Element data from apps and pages
# # # # # # #

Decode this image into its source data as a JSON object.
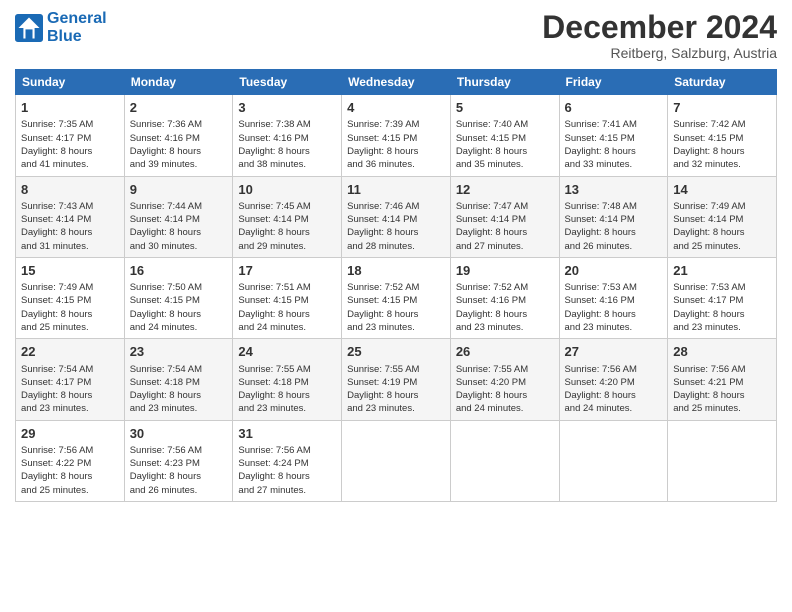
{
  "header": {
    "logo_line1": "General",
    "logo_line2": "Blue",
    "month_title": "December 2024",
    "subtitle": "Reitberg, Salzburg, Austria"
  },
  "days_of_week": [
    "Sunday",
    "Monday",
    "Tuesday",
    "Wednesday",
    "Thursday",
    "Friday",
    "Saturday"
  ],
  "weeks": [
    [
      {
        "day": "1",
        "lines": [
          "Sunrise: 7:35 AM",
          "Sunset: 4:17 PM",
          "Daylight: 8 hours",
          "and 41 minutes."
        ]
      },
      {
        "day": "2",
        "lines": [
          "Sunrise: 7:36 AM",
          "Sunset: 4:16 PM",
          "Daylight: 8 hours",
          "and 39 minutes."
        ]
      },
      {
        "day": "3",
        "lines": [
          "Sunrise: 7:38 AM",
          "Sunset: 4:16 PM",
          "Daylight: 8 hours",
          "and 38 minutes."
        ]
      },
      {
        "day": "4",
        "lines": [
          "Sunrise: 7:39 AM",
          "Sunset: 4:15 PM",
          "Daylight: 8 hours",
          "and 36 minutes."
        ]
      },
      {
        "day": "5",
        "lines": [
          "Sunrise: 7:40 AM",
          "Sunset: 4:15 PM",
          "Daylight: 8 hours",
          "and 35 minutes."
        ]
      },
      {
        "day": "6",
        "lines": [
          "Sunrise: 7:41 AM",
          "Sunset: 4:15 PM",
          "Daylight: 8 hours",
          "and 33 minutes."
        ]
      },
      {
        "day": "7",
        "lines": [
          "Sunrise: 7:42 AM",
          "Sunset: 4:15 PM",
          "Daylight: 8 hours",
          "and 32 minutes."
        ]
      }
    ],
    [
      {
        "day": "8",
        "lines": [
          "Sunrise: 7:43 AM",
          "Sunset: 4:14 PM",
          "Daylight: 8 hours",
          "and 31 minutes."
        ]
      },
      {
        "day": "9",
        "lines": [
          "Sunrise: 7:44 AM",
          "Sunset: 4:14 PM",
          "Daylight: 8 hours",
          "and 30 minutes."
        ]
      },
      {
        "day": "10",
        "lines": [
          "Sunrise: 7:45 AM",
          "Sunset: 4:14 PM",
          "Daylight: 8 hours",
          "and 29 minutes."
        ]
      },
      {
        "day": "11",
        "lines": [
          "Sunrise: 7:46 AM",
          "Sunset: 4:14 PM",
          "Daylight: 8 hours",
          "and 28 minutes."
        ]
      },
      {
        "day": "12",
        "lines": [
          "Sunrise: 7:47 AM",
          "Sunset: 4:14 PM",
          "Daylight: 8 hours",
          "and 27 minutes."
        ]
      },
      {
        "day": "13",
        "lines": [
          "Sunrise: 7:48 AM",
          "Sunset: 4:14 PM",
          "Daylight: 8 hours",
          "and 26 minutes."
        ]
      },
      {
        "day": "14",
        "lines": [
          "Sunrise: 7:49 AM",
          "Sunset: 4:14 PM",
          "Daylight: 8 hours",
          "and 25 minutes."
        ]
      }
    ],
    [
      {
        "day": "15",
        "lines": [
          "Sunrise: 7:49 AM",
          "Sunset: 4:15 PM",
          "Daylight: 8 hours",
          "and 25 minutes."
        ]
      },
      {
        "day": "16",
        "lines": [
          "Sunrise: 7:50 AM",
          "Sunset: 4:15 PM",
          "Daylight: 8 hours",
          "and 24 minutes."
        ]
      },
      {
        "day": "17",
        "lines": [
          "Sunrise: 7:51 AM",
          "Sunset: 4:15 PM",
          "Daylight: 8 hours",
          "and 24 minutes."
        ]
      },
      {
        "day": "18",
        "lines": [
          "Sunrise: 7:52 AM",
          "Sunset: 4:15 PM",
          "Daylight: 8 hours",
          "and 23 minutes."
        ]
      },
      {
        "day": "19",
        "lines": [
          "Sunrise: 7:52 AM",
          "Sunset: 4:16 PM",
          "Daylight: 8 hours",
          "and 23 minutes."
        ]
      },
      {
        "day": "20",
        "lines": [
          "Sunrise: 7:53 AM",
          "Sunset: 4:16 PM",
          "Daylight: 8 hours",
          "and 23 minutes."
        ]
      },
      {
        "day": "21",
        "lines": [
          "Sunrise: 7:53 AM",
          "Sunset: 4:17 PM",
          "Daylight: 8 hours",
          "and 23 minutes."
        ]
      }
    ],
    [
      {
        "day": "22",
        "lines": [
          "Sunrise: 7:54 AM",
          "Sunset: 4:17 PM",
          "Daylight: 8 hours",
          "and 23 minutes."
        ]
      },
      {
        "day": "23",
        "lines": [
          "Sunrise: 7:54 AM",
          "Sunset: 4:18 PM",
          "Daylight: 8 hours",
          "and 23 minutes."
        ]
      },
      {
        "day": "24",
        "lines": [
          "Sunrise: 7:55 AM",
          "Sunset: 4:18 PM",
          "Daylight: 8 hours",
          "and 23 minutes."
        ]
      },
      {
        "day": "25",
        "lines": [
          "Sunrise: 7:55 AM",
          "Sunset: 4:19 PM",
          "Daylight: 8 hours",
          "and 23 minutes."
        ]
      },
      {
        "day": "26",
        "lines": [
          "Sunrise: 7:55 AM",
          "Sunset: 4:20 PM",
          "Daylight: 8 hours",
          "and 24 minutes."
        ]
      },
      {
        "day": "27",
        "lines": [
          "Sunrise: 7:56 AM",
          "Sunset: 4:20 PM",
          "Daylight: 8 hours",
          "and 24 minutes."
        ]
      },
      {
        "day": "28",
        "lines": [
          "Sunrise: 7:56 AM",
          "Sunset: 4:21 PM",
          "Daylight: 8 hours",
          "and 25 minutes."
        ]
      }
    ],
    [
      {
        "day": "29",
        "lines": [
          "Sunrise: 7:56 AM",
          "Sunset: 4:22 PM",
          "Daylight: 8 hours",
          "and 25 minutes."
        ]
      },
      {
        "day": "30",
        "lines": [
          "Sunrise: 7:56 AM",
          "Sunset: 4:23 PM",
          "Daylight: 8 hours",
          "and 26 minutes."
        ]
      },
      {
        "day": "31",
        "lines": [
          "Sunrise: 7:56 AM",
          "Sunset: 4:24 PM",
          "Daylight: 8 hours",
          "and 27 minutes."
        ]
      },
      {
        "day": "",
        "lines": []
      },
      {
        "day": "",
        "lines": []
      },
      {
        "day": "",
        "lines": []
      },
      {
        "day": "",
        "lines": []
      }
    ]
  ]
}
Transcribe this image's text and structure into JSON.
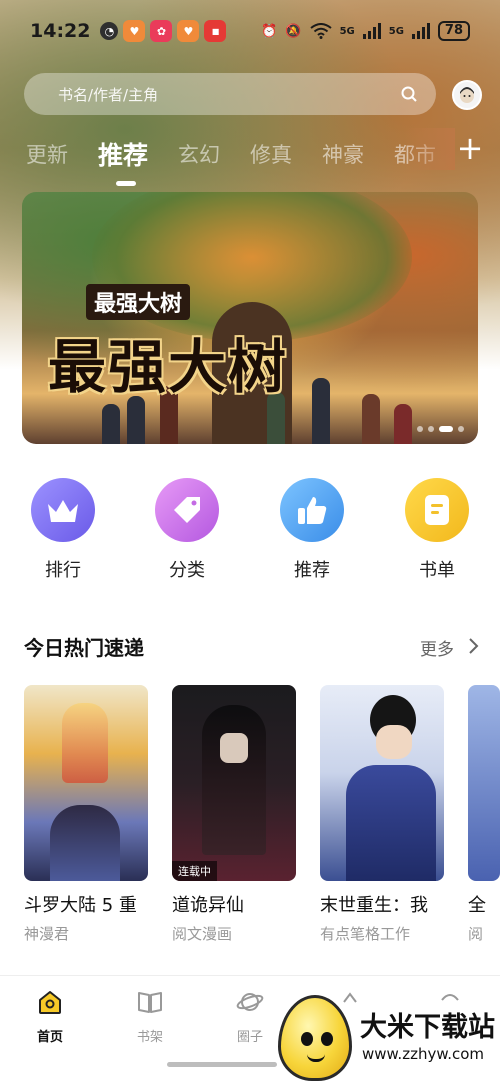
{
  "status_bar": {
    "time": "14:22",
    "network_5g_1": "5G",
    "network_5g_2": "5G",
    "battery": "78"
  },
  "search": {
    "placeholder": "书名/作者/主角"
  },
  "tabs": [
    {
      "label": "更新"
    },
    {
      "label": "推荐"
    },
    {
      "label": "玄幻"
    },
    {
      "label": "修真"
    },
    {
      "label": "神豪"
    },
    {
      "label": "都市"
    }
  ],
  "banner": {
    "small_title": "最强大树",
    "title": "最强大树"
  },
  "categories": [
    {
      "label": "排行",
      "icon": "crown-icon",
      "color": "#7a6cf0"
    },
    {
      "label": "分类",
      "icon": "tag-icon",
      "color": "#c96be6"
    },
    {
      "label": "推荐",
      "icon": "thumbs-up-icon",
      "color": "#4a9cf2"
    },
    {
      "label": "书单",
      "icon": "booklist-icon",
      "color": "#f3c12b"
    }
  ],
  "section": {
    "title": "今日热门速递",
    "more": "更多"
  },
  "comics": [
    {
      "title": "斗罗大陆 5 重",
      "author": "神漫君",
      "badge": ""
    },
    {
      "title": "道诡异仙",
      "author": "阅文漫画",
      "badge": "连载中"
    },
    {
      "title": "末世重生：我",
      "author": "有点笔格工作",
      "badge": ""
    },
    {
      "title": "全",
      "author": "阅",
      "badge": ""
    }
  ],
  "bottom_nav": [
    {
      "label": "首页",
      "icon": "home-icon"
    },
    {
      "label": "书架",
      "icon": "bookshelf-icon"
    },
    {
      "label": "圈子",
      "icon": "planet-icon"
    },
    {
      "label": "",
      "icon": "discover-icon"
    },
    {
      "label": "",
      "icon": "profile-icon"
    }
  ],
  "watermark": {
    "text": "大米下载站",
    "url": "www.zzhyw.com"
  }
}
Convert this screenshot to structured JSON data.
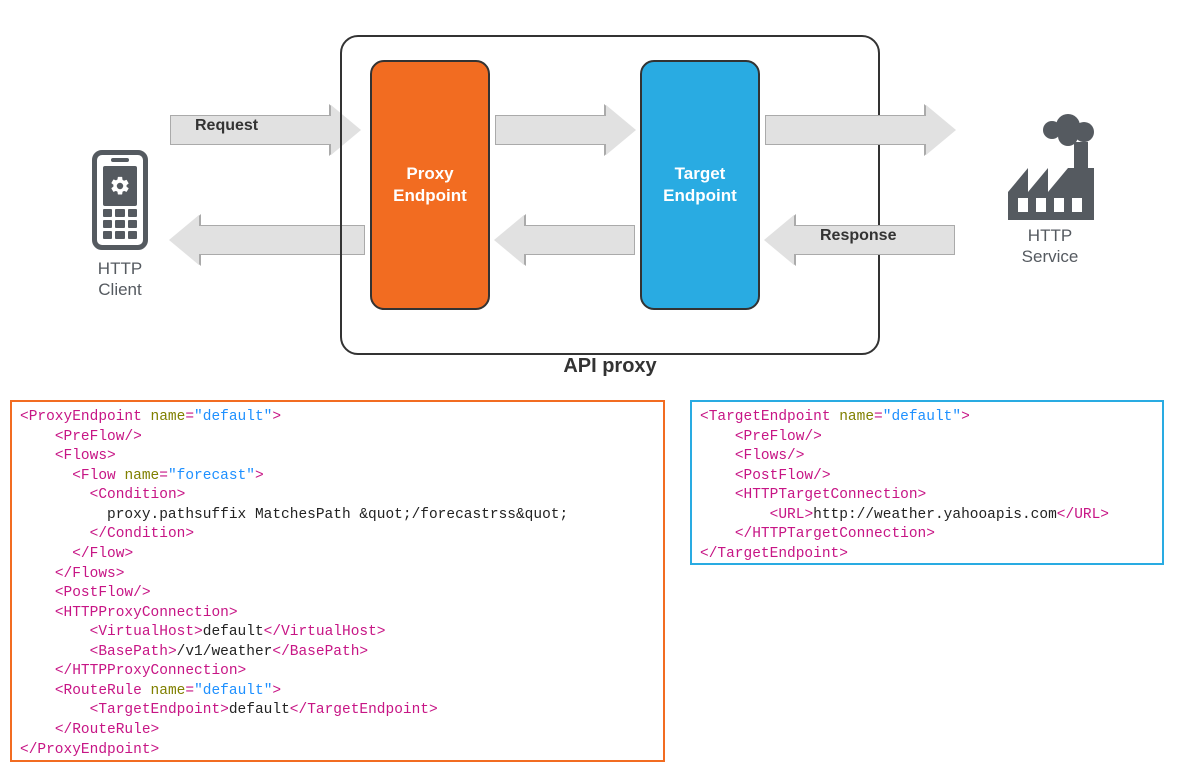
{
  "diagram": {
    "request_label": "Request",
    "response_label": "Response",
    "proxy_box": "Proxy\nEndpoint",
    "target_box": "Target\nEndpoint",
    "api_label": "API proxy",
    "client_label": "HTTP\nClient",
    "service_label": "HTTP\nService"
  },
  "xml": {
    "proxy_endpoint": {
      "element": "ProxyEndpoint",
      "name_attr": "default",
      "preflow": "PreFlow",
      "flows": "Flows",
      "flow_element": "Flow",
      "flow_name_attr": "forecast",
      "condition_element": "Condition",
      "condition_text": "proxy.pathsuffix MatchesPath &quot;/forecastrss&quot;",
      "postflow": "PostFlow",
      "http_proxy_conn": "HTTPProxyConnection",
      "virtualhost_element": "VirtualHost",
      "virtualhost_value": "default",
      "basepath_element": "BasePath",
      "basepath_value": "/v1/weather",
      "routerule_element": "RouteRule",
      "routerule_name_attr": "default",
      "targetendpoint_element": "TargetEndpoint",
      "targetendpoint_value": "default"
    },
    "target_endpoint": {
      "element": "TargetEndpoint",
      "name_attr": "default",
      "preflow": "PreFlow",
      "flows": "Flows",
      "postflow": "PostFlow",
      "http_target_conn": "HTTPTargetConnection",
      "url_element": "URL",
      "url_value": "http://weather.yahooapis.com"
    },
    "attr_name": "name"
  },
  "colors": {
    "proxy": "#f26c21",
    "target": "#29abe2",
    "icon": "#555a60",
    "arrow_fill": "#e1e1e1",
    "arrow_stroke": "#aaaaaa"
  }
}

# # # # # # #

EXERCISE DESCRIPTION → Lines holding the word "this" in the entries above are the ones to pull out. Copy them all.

COMPLETED TASK →
Decode this image into its source data as a JSON object.
Transcribe this image's text and structure into JSON.
Convert this screenshot to structured JSON data.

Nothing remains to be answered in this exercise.